Frankie Rose of the Vivian Girls, Dum Dum Girls, and Crystal Stills has released her own album. Most of it is lo-fi, garagey, and droney pop that suites a label named Slumberland very well.
The Vaselines - Sex with an X (Subpop)
Here we have The Vaselines? second album, recorded only 20 years after the first. This Scottish duo initially rose to prominence due to Kurt Cobain citing them over and over again. Their music is poppy, kind of jangly, and fun.
The Red River - Little Songs About The Big Picture (Brave Records)
The Red River are a brother and sister band based out of the LBC. Yay locals! Generally, the music is of the mellow pop (clap and whistle along where applicable) variety, and the songs about the little and big moments in life. And while the lyrics aren?t as intricate as John Darnielle?s, and not as catholic Rob Crow?s, (?Here is where xxx, here is where yyy on Apple Valley) some will stick to you. The music takes advantage of dynamics and the layering of instruments to build small crescendos before moving onto the next track. Overall a very mellow and pleasant listen.

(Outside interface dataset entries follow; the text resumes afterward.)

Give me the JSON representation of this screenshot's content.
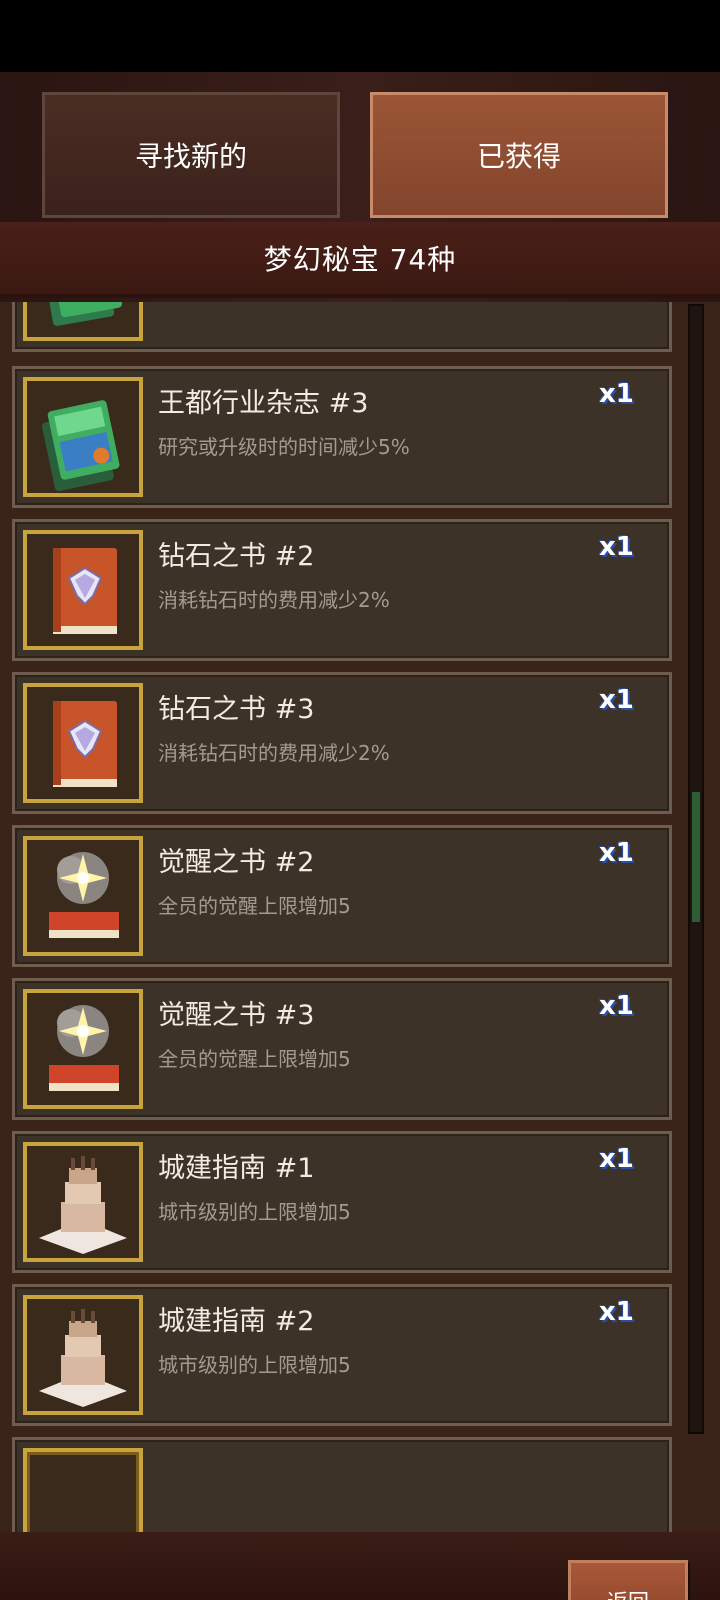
{
  "tabs": {
    "find": "寻找新的",
    "owned": "已获得"
  },
  "header": {
    "title": "梦幻秘宝 74种"
  },
  "items": [
    {
      "title": "王都行业杂志 #3",
      "desc": "研究或升级时的时间减少5%",
      "qty": "x1",
      "icon": "magazine-icon"
    },
    {
      "title": "钻石之书 #2",
      "desc": "消耗钻石时的费用减少2%",
      "qty": "x1",
      "icon": "diamond-book-icon"
    },
    {
      "title": "钻石之书 #3",
      "desc": "消耗钻石时的费用减少2%",
      "qty": "x1",
      "icon": "diamond-book-icon"
    },
    {
      "title": "觉醒之书 #2",
      "desc": "全员的觉醒上限增加5",
      "qty": "x1",
      "icon": "awakening-book-icon"
    },
    {
      "title": "觉醒之书 #3",
      "desc": "全员的觉醒上限增加5",
      "qty": "x1",
      "icon": "awakening-book-icon"
    },
    {
      "title": "城建指南 #1",
      "desc": "城市级别的上限增加5",
      "qty": "x1",
      "icon": "city-guide-icon"
    },
    {
      "title": "城建指南 #2",
      "desc": "城市级别的上限增加5",
      "qty": "x1",
      "icon": "city-guide-icon"
    }
  ],
  "back": {
    "label": "返回"
  }
}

The Whisperlights - Wake Up Dead EP (Self Released 2010)
The first half of Wake Up Dead is a collection of really catchy songs. It is vibrant and full of oh-oh-oh?s calling back to other oh-oh-ohs over a violin. The second half has the band go into some sort of epic mode with lots and lots of layers and dynamics, and they almost pull it off. This is their EP to fund the release of a full length, so I?ll definitely keep on the look out for what they do.
Bee vs. Moth ? Acronyms (Aggraveire Music)

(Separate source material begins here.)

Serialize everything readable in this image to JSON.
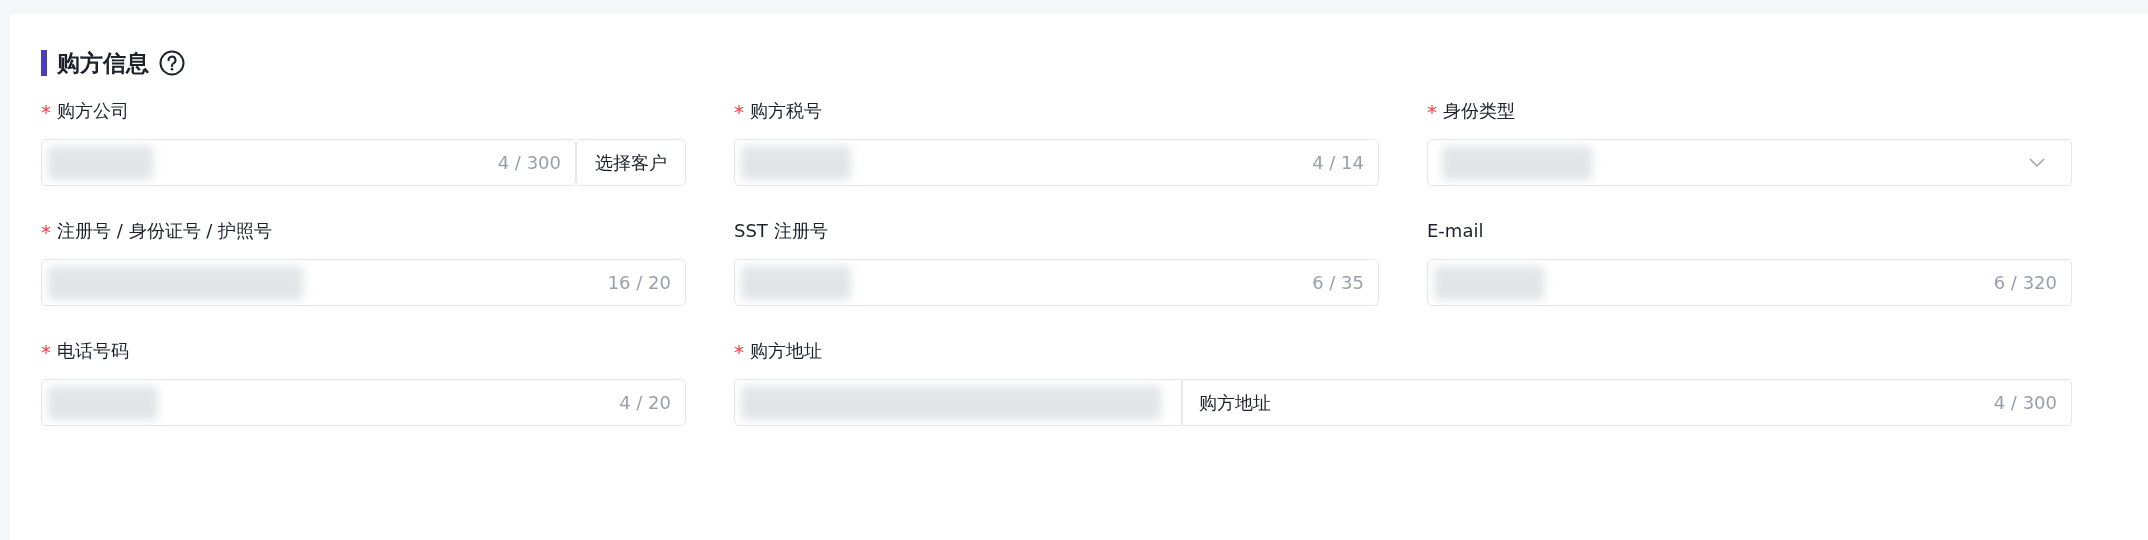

Bee vs. Moth performs on their latest album entitled Acronyms, published by Aggraveire Music (ASCAP). A way of capturing this group?s widely eclectic sound is to imagine Bill Frizell leaving his garage band and colliding with a mariachi ensemble. Most enjoyable was the cut ?Tuesday in Tuskegee,? a romping staggered groove sounding more like a trapse through a Thursday Marrakesh souk. Aptly named, ?Mexican Noise Soda,? has lots of crazy bubbles, ending with some trapped gas. This band manages to orchestrate a waltz to 4/4 time, in ?Ugly is the New Black.?.

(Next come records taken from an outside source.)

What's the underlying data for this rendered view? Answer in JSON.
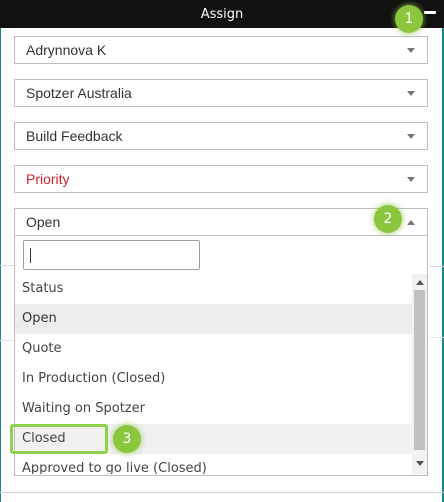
{
  "window": {
    "title": "Assign"
  },
  "fields": {
    "assignee": "Adrynnova K",
    "client": "Spotzer Australia",
    "category": "Build Feedback",
    "priority_placeholder": "Priority",
    "status": "Open"
  },
  "dropdown": {
    "search_value": "",
    "options": [
      {
        "label": "Status"
      },
      {
        "label": "Open"
      },
      {
        "label": "Quote"
      },
      {
        "label": "In Production (Closed)"
      },
      {
        "label": "Waiting on Spotzer"
      },
      {
        "label": "Closed"
      },
      {
        "label": "Approved to go live (Closed)"
      }
    ]
  },
  "annotations": [
    "1",
    "2",
    "3"
  ],
  "colors": {
    "accent": "#8cc63f",
    "panel_border": "#1b8a90",
    "priority_text": "#d0242a"
  }
}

This Austin Texas band?s album garners my medium ranking.
After enjoying what was a many textured percussion section performed by band member Sarah Norris, it?s useful to consider the intonarumori, which she is credited with performing. Norris reconstructed the intonarumori, an instrument system of noise generating devises, developed by a 19th Century composer/performer, Luigi Russolo, who assembled a noise orchestra to perform with them. Bee vs. Moth delivers a more convivial production.
The Rebel Set ? Poison Arrow (Silver Hornet)
By mixing a heavy helping of dark, reverb-drenched surf with 1960?s garage punk, The Rebel Set certainly have found a unique, driven sound. Over all, the album?s tracks have a sort of darkness or heaviness flowing through them that Is hard to explain. I can only compare it to the feeling of listening to ?California Dreaming? or The Sadies ?Darker Circles? album, or to witnessing the first foggy, gloomy day of Fall. Yeah! Gloom! That?s the word I?m looking for! However, driven lyrics and drum beats keep the album upbeat and exciting.
Fred Eaglesmith- Cha Cha Cha
At times, Eaglesmith?s music has a sensuous, dark, humid/sticky Latin influence (think Tom Waits ?Jockey Full of Bourbon?). Other times, his music sounds like 1950?s death doo-wop (a term coined by and stolen from the band Jail Weddings.) Cha, Cha, Cha has a sad, heaviness pervading it that is gruff, yet poignant. The only comparisons that come to mind are all references to the music of Tom Waits, which is a good thing. A haunting and beautiful album over all.